Aim of the exercise: When you repeat the entries, reproduce each line exactly and omit every picture.

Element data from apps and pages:
----------

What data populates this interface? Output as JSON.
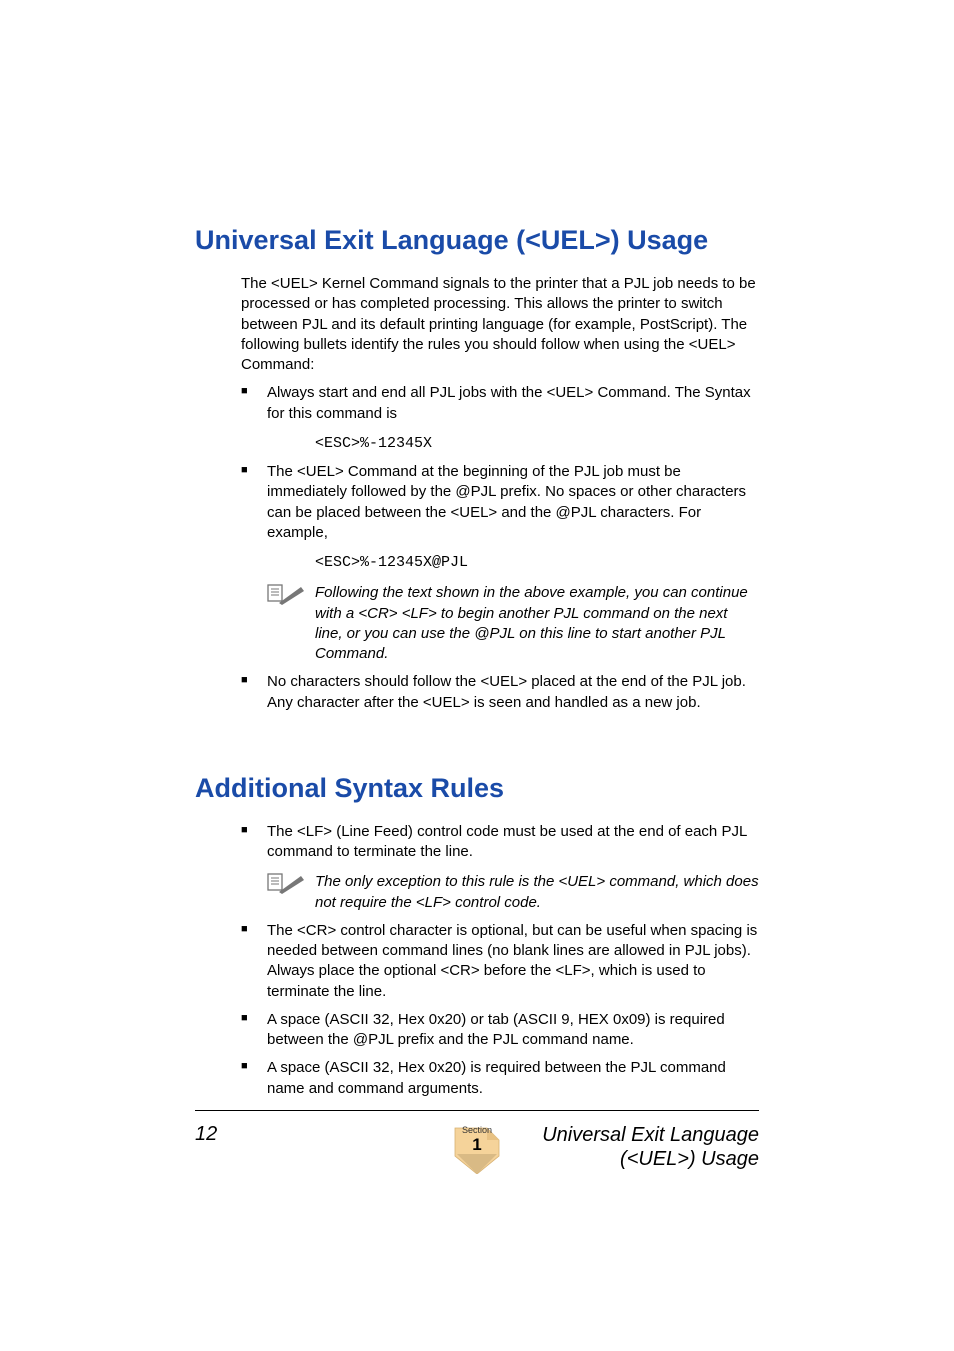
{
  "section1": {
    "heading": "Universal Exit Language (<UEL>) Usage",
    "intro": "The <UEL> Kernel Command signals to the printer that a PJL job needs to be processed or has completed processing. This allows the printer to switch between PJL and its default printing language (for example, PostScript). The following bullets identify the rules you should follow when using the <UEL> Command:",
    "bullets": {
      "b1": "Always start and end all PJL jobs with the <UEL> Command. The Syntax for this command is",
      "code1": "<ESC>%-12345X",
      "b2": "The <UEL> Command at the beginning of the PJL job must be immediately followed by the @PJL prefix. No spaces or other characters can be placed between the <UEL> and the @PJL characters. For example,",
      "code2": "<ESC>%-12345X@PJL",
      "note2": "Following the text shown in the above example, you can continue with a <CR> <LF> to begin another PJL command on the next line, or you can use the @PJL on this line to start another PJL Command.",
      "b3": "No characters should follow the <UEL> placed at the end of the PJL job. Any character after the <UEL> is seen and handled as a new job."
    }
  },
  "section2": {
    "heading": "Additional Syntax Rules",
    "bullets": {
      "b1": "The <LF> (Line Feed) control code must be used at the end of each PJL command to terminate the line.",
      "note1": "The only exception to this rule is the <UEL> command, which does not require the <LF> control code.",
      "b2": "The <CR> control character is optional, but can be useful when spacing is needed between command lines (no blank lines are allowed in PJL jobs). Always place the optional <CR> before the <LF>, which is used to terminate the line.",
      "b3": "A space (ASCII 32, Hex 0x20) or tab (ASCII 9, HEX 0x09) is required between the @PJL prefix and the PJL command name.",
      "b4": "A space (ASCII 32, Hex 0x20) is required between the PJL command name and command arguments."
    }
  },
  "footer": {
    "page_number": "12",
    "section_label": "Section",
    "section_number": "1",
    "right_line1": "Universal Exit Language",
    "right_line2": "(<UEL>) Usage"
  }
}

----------

Your solution:
What data populates this interface? Output as JSON.
{
  "section1": {
    "heading": "Universal Exit Language (<UEL>) Usage",
    "intro": "The <UEL> Kernel Command signals to the printer that a PJL job needs to be processed or has completed processing. This allows the printer to switch between PJL and its default printing language (for example, PostScript). The following bullets identify the rules you should follow when using the <UEL> Command:",
    "bullets": {
      "b1": "Always start and end all PJL jobs with the <UEL> Command. The Syntax for this command is",
      "code1": "<ESC>%-12345X",
      "b2": "The <UEL> Command at the beginning of the PJL job must be immediately followed by the @PJL prefix. No spaces or other characters can be placed between the <UEL> and the @PJL characters. For example,",
      "code2": "<ESC>%-12345X@PJL",
      "note2": "Following the text shown in the above example, you can continue with a <CR> <LF> to begin another PJL command on the next line, or you can use the @PJL on this line to start another PJL Command.",
      "b3": "No characters should follow the <UEL> placed at the end of the PJL job. Any character after the <UEL> is seen and handled as a new job."
    }
  },
  "section2": {
    "heading": "Additional Syntax Rules",
    "bullets": {
      "b1": "The <LF> (Line Feed) control code must be used at the end of each PJL command to terminate the line.",
      "note1": "The only exception to this rule is the <UEL> command, which does not require the <LF> control code.",
      "b2": "The <CR> control character is optional, but can be useful when spacing is needed between command lines (no blank lines are allowed in PJL jobs). Always place the optional <CR> before the <LF>, which is used to terminate the line.",
      "b3": "A space (ASCII 32, Hex 0x20) or tab (ASCII 9, HEX 0x09) is required between the @PJL prefix and the PJL command name.",
      "b4": "A space (ASCII 32, Hex 0x20) is required between the PJL command name and command arguments."
    }
  },
  "footer": {
    "page_number": "12",
    "section_label": "Section",
    "section_number": "1",
    "right_line1": "Universal Exit Language",
    "right_line2": "(<UEL>) Usage"
  }
}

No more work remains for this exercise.